Despite her boss telling her she was “as green as grass,” Sen. Olympia Snowe (R-Maine) says her stint as a waitress at a family friend’s restaurant might have served as the perfect training ground for a future politician: “Part of being a waitress is that you have to approach people you don’t know, talk to them, engage them in conversation and make it worthwhile for them. That’s where I discovered I liked talking to people I don’t know.”

Snowe may have been handling food, but Sen. Dick Lugar was the one gathering it. The Indiana Republican remembers earning 10 cents an hour pulling volunteer corn out of the soybeans on his father’s farm.

And while some say politics can be a dirty business, Sens. Lindsey GrahamLindsey GrahamTrump on primary rivals who don't back him: 'I don't know how they live with themselves' The Trail 2016: Who is really winning? Graham: GOP Senate could rein in Clinton White House MORE (R-S.C.) and Bob CorkerBob CorkerGlobal climate pact may bump into Senate roadblock GOP senators avoid Trump questions on rigged election Trump appoints fundraiser to national security advisory council MORE (R-Tenn.) know about cleaning up real messes. When he was 13, Corker was “picking up trash at a playground.” 

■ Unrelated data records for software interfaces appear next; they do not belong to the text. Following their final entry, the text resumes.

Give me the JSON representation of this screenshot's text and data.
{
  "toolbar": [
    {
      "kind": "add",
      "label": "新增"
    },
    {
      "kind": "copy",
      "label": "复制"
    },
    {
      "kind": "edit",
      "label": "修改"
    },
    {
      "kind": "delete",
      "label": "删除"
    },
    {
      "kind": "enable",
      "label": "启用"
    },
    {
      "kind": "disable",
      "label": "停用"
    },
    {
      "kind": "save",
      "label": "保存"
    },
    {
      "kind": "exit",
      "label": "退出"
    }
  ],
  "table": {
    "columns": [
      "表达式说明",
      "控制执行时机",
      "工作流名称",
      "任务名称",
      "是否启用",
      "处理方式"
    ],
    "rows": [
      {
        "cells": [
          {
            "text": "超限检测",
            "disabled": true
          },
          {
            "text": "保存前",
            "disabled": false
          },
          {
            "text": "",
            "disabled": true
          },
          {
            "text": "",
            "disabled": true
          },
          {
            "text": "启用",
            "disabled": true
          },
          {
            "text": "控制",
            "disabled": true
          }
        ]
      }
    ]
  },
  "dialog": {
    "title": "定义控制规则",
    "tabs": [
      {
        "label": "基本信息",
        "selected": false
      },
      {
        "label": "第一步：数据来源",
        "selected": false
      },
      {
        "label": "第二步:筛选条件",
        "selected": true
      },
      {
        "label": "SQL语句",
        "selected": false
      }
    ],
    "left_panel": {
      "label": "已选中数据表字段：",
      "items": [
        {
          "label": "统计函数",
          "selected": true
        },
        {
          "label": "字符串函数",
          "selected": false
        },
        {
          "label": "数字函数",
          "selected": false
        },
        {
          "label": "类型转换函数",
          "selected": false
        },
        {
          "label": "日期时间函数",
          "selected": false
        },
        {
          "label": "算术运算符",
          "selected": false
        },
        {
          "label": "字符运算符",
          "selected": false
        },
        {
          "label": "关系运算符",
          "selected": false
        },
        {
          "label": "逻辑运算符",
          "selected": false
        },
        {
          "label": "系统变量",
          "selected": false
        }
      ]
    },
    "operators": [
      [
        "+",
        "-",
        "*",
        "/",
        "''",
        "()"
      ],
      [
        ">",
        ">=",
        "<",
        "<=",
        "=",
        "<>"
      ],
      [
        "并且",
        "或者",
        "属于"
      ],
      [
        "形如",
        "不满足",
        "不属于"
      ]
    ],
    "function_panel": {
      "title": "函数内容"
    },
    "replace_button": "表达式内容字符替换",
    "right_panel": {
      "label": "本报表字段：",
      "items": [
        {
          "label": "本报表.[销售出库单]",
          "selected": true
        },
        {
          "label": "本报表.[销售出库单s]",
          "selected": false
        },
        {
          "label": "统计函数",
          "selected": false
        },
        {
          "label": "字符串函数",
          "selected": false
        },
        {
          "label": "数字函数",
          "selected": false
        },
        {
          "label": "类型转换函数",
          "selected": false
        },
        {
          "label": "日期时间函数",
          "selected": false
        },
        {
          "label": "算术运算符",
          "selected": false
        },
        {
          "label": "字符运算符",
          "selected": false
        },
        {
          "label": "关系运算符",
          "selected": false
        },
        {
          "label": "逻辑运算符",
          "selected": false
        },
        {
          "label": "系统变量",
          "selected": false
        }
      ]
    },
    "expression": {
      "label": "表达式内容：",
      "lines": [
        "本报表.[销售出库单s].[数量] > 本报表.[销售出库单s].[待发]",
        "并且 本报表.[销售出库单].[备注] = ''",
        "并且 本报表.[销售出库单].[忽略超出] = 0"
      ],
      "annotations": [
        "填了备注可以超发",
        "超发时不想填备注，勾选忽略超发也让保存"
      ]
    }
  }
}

Graham also got his hands dirty as a janitor at Clemson University. The senator said he learned some important lessons from that summer job, including, “I’m not really good at getting up at 4:30 in the morning.” And as far as cleaning goes, Graham simply says, “That was not a good career path for me.”